Statistics show there are more deaths in the affluent suburb of Wilton than there are births, a trend that has been consistent over the last six years and could change the social pattern.
There were 137 deaths in Wilton in 2016, according to data on file with the office of the town clerk, compared with 120 births for the same year.
The ratio between deaths and births fluctuates even more widely from year to year. In 2012, the year of uncertainty when President Barack Obama was running for re-election, there were 183 deaths, compared with only about 85 births.
It’s a mixed bag for the long term, if in-migration does not keep up with out-migration, an economics professor said.
“If the in-migration outweighs the out-migration, I believe that it signifies that the people moving into Wilton are not young couples just beginning to settle down, to capture the benefits of a good school system and other amenities provided to residents, but instead more established families and retirees,” said Steven Glazer of Norwalk Community College.
There is an advantage to having an older population, though. “These individuals have a higher disposable income and they have accumulated wealth that they will likely spend in Wilton and neighboring communities,” Glazer said.
Without knowing the demographic breakdown of Wilton’s population, Glazer could only say that a wealthier, older population is an indicator of the higher cost of living in Fairfield County towns like Wilton.
The number of births and the number of families with children moving to town are major factors for the school population. Overall student enrollment was studied extensively in 2015 by the firm Milone & MacBroom and was projected at that time to decline in the Wilton school district over the next eight years, with the most dramatic decline projected to occur in the first five years.
According to the firm’s report, over the eight-year window, kindergarten through second grade enrollment is projected to decline between 5.3% and 8.5%, while third through fifth grade enrollment is projected to decline between 23.1% and 25.9%.
Sixth through eighth grade enrollment is expected to decline sharply, according to the report, which projects declines between 16.2% and 20.8% by the end of the eight-year window.
Enrollment declines at the high school level “are not projected to materialize for the next few years, but a drop-off in enrollments is expected to occur beginning around 2018-19.”
Over the eight-year period, total declines projected in Milone & MacBroom’s report range from 8.8% to 14.8%.
The effect of having more deaths than births goes further than that. It is a subject that First Selectman Lynne Vanderslice thinks a lot about.
Vanderslice cited the U.S. Census as reporting that Wilton’s age 55 and older population grew by 34% from 2000 to 2015. Within Fairfield County the growth rate for the same period was 26%. At the same time, Wilton's age 9 and younger population declined. The result was that in 2015, Wilton’s 65 and older population was approximately the same size as Wilton’s age 9 and younger population.

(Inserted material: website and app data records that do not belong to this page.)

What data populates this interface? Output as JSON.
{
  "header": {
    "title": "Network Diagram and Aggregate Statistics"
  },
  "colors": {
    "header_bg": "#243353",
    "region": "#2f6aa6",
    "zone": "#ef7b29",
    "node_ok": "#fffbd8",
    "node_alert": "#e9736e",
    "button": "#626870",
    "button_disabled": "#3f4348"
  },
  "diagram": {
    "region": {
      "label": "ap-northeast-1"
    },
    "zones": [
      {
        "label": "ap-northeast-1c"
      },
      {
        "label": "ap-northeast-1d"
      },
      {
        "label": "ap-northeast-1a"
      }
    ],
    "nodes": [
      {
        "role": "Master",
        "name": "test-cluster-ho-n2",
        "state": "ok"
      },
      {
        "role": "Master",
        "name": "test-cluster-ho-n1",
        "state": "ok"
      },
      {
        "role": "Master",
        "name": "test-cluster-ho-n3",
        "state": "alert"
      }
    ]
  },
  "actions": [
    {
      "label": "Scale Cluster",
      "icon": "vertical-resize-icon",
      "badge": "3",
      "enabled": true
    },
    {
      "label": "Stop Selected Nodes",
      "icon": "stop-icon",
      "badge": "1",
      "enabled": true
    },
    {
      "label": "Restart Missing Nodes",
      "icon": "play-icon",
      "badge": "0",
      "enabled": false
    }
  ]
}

“By 2025, both Wilton’s and Fairfield County’s age 55 and older populations are projected to grow by another 26%. It is these demographic changes which have driven demand for alternative housing options, including age-restricted housing, continuing care retirement communities and assisted living facilities,” Vanderslice told The Bulletin.
As a community, Wilton needs to decide how to address this major societal change, she said. “Will we be forward looking like those residents who years ago transitioned Wilton from an agricultural community to a suburban community as a result of societal changes? Are we willing to allow appropriately planned alternative housing in areas accessible to sewer and water?” Vanderslice asked.
The time to consider and answer those questions is now, Vanderslice said, because developers are interested in building these residential communities, despite stagnant grand list growth and fiscal uncertainty throughout the state.
“Last week, the Wilton Pollution Control Authority, which is considering a sewer extension application for the town’s first proposed age-restricted community, referred the matter to Planning & Zoning for comment. (See related story on page 1A.) The WPCA recognized that the proposed community would fill an unmet need. The project and possible other future projects could mean $400,000 to $700,000 per year in additional tax revenue with minimal increases in town services,” Vanderslice said.
The first selectman is calling on residents to think about the best path to move forward.